Next January, France will introduce a new subsidy system for the purchase of electric cars The main innovation will be the addition of emissions from manufacturing and transport as a condition of access. A measure aimed at mitigating the effects of globalization but also stopping Chinese electric cars. It has now been confirmed that this measure will also affect cars manufactured in South Korea.
As we remember, the new public funding model will mean that each model will receive an environmental assessment. Anyone who exceeds 60 points is entitled to state subsidies; the rest are excluded.
The manufacturing conditions of the battery, the type of body and the even your means of transport to France. With this movement, the French authorities want to favor cars manufactured in Europe.
Although this measure mainly targets Chinese electric cars, concerns are growing in China the industry that is South Korean role models which could also be excluded from funding, which would lead to significant competitive disadvantages.
The French government announced the final version of its aid program a few weeks ago, after which a phase of gathering opinions and accusations began. The core of the law is about assessing emissions and the CO2 footprint throughout the entire production process in order to include them in the funding criteria.
Although its main goal is to stop the spread of models from the Asian giant, there is a high probability that companies from other external markets will be affected by this measure. both the South Korean and other alternatives such as the Vietnamese or the Indian.
One of South Korea’s problems was its cautious commitment to renewable energies. In 2022, the composition of the electricity mix is based predominantly on fossil fuels, which account for almost 63% of total electricity.
He Money with approx. a 34%, and gas make up the majority of this category at 28%. The remaining 37% of electricity is low-carbon, with nuclear power accounting for 28% of total electricity, while the remainder is carbon Solar energy (5%), biofuels (3%) and, to a lesser extent, wind and hydropower, which together account for just over 1% of the electricity mix.
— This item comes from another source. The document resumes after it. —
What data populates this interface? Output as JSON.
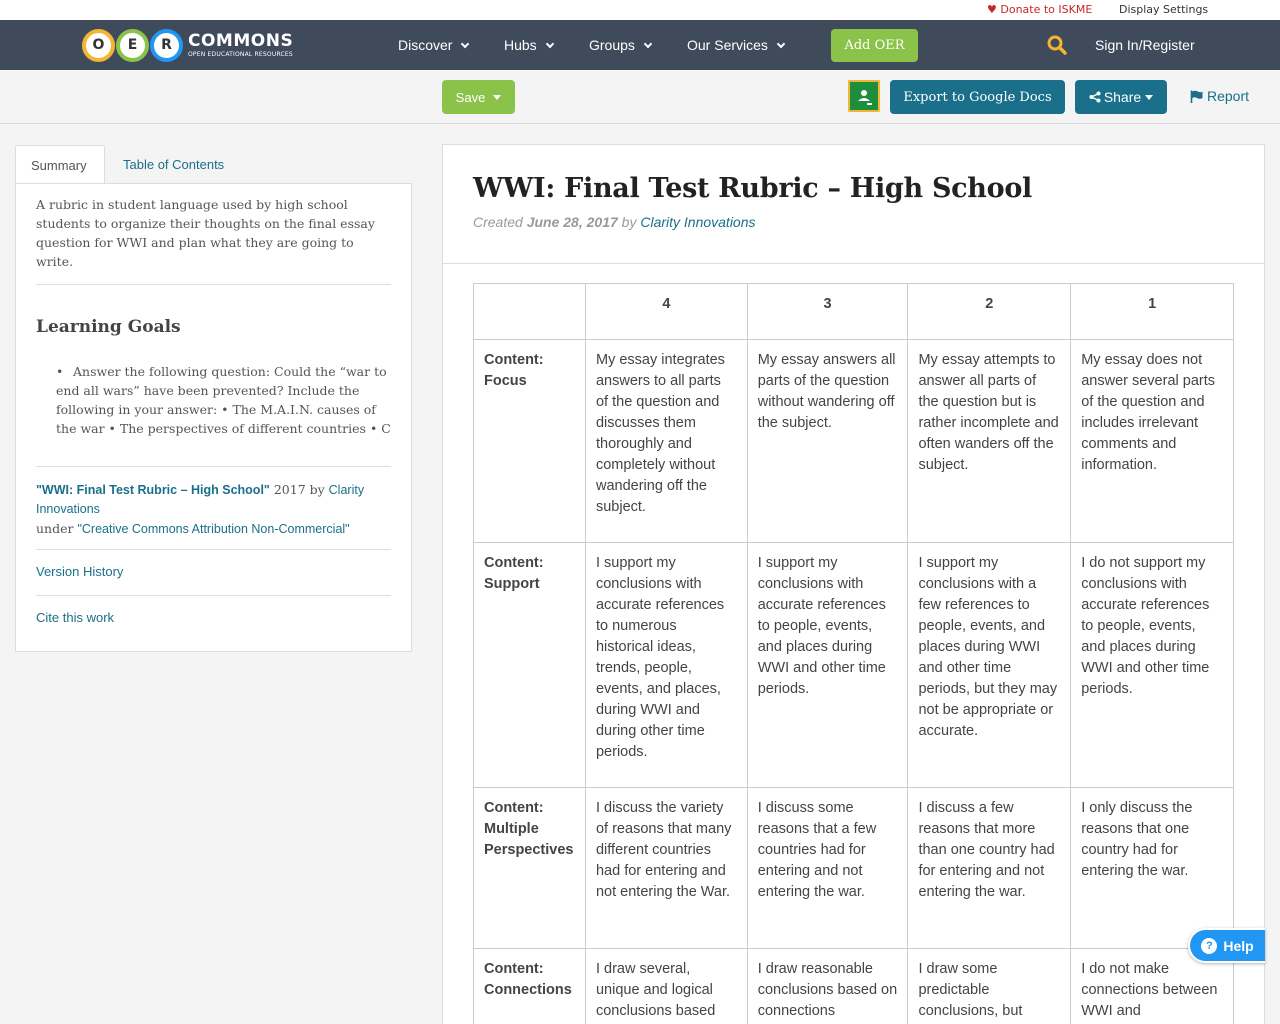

A measure that could accelerate plans to expand production by South Korean brands in their European factories, resulting in fewer emissions in processes such as transportation, but also increased workloads in our factories.